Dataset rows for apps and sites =
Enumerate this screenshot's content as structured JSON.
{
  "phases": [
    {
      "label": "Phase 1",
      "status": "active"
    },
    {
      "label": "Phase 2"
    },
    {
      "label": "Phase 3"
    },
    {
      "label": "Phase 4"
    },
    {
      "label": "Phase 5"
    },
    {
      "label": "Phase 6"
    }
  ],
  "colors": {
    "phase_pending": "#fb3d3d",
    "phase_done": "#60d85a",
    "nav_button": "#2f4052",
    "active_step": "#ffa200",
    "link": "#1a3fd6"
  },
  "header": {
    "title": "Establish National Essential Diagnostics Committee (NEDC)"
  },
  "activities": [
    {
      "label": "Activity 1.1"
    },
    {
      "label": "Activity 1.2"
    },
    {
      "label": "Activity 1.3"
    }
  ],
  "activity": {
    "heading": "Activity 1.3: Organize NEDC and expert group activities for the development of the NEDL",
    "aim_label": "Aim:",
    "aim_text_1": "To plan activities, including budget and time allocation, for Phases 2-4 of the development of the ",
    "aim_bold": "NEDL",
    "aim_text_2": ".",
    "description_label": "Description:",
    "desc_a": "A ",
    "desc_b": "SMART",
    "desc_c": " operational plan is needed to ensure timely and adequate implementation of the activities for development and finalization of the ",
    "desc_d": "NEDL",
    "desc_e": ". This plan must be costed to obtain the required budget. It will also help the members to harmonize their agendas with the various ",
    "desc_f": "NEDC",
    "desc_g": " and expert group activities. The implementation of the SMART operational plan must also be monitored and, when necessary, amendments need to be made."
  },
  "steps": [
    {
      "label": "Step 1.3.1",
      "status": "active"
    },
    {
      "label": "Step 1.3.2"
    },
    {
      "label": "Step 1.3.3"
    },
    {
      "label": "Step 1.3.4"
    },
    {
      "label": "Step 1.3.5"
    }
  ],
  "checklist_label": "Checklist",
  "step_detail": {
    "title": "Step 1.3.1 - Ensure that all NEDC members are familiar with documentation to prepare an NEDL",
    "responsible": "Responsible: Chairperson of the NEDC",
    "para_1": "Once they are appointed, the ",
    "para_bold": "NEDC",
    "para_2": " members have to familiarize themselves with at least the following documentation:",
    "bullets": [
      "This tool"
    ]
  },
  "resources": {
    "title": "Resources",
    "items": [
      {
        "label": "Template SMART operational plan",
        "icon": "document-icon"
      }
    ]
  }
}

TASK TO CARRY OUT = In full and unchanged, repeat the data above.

TASK SOLUTION =
Enumerate this screenshot's content as structured JSON.
{
  "phases": [
    {
      "label": "Phase 1",
      "status": "active"
    },
    {
      "label": "Phase 2"
    },
    {
      "label": "Phase 3"
    },
    {
      "label": "Phase 4"
    },
    {
      "label": "Phase 5"
    },
    {
      "label": "Phase 6"
    }
  ],
  "colors": {
    "phase_pending": "#fb3d3d",
    "phase_done": "#60d85a",
    "nav_button": "#2f4052",
    "active_step": "#ffa200",
    "link": "#1a3fd6"
  },
  "header": {
    "title": "Establish National Essential Diagnostics Committee (NEDC)"
  },
  "activities": [
    {
      "label": "Activity 1.1"
    },
    {
      "label": "Activity 1.2"
    },
    {
      "label": "Activity 1.3"
    }
  ],
  "activity": {
    "heading": "Activity 1.3: Organize NEDC and expert group activities for the development of the NEDL",
    "aim_label": "Aim:",
    "aim_text_1": "To plan activities, including budget and time allocation, for Phases 2-4 of the development of the ",
    "aim_bold": "NEDL",
    "aim_text_2": ".",
    "description_label": "Description:",
    "desc_a": "A ",
    "desc_b": "SMART",
    "desc_c": " operational plan is needed to ensure timely and adequate implementation of the activities for development and finalization of the ",
    "desc_d": "NEDL",
    "desc_e": ". This plan must be costed to obtain the required budget. It will also help the members to harmonize their agendas with the various ",
    "desc_f": "NEDC",
    "desc_g": " and expert group activities. The implementation of the SMART operational plan must also be monitored and, when necessary, amendments need to be made."
  },
  "steps": [
    {
      "label": "Step 1.3.1",
      "status": "active"
    },
    {
      "label": "Step 1.3.2"
    },
    {
      "label": "Step 1.3.3"
    },
    {
      "label": "Step 1.3.4"
    },
    {
      "label": "Step 1.3.5"
    }
  ],
  "checklist_label": "Checklist",
  "step_detail": {
    "title": "Step 1.3.1 - Ensure that all NEDC members are familiar with documentation to prepare an NEDL",
    "responsible": "Responsible: Chairperson of the NEDC",
    "para_1": "Once they are appointed, the ",
    "para_bold": "NEDC",
    "para_2": " members have to familiarize themselves with at least the following documentation:",
    "bullets": [
      "This tool"
    ]
  },
  "resources": {
    "title": "Resources",
    "items": [
      {
        "label": "Template SMART operational plan",
        "icon": "document-icon"
      }
    ]
  }
}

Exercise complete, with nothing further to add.